We read with great interest the article “Role of Obesity on the Risk for Total Hip or Knee Arthroplasty” by Bourne et al.  in the December 2007 issue of CORR.
The authors state increasing obesity was associated with increased relative risk for hip or knee arthroplasty. They found almost 75% of total hip arthroplasty recipients and 88% of total knee arthroplasty recipients were overweight or obese whereas the percentage of overweight or obese people for the Canadian population is 51.4%.

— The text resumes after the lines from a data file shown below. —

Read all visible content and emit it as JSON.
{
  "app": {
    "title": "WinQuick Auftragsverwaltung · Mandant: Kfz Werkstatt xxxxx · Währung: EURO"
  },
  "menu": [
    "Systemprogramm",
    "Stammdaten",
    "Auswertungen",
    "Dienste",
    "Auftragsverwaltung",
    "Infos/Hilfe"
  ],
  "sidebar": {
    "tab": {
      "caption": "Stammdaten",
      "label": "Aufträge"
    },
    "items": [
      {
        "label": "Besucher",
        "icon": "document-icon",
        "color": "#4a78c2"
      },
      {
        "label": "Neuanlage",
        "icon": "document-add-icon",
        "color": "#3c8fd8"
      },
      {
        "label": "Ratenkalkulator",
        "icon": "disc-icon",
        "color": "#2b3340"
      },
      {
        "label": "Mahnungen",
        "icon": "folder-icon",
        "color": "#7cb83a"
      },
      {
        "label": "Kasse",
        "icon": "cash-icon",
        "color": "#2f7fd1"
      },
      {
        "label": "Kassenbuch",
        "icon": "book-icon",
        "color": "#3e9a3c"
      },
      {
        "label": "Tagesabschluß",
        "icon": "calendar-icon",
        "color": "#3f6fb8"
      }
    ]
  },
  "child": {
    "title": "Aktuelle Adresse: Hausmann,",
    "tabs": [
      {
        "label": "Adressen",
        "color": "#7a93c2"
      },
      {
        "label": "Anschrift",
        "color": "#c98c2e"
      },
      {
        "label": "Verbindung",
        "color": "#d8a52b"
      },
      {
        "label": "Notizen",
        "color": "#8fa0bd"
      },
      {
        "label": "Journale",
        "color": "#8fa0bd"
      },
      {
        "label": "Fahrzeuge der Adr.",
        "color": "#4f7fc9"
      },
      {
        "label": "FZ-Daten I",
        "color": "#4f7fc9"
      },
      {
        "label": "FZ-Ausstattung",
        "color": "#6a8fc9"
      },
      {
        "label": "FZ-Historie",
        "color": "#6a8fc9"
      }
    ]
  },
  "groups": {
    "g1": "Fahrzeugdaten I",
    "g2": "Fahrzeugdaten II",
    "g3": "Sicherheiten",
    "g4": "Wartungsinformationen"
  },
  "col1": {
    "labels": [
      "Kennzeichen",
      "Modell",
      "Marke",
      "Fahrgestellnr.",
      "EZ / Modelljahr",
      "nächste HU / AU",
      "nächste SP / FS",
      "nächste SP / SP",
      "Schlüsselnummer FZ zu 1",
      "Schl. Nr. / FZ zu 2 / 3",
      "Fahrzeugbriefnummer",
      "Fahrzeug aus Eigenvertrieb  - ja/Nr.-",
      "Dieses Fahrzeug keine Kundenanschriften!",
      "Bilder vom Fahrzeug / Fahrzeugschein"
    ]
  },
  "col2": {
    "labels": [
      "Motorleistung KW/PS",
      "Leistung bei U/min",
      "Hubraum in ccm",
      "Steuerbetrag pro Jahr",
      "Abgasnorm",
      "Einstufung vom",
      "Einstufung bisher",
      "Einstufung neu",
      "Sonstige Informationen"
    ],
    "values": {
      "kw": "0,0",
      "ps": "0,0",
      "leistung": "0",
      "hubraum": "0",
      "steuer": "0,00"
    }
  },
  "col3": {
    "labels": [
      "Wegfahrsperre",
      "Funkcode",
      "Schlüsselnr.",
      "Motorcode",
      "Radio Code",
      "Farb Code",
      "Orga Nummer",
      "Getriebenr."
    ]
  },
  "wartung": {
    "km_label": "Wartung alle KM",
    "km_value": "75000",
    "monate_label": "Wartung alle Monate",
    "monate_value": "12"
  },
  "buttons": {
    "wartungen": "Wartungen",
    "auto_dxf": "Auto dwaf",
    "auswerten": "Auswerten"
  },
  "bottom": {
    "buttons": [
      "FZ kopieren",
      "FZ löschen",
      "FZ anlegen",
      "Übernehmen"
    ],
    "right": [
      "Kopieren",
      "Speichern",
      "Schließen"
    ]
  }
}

These percentages could reflect a relationship between obesity and the risk of hip and knee arthroplasties, but there are no data regarding the etiologic factors leading to obesity in these patients. Arthrosis of the hip or the knee causes pain in the affected joint and typically results in a decline in physical activity; a sedentary lifestyle and physical inactivity lead to obesity . It is unclear whether obesity causes arthrosis or arthrosis leads to physical inactivity and thus to obesity. If the latter is correct, one also would anticipate a higher percentage of obese patients in a population undergoing arthroplasty. Patients complaining of being overweight because of inactivity imposed by their pain is not uncommon. We believe this requires additional research for a definitive answer.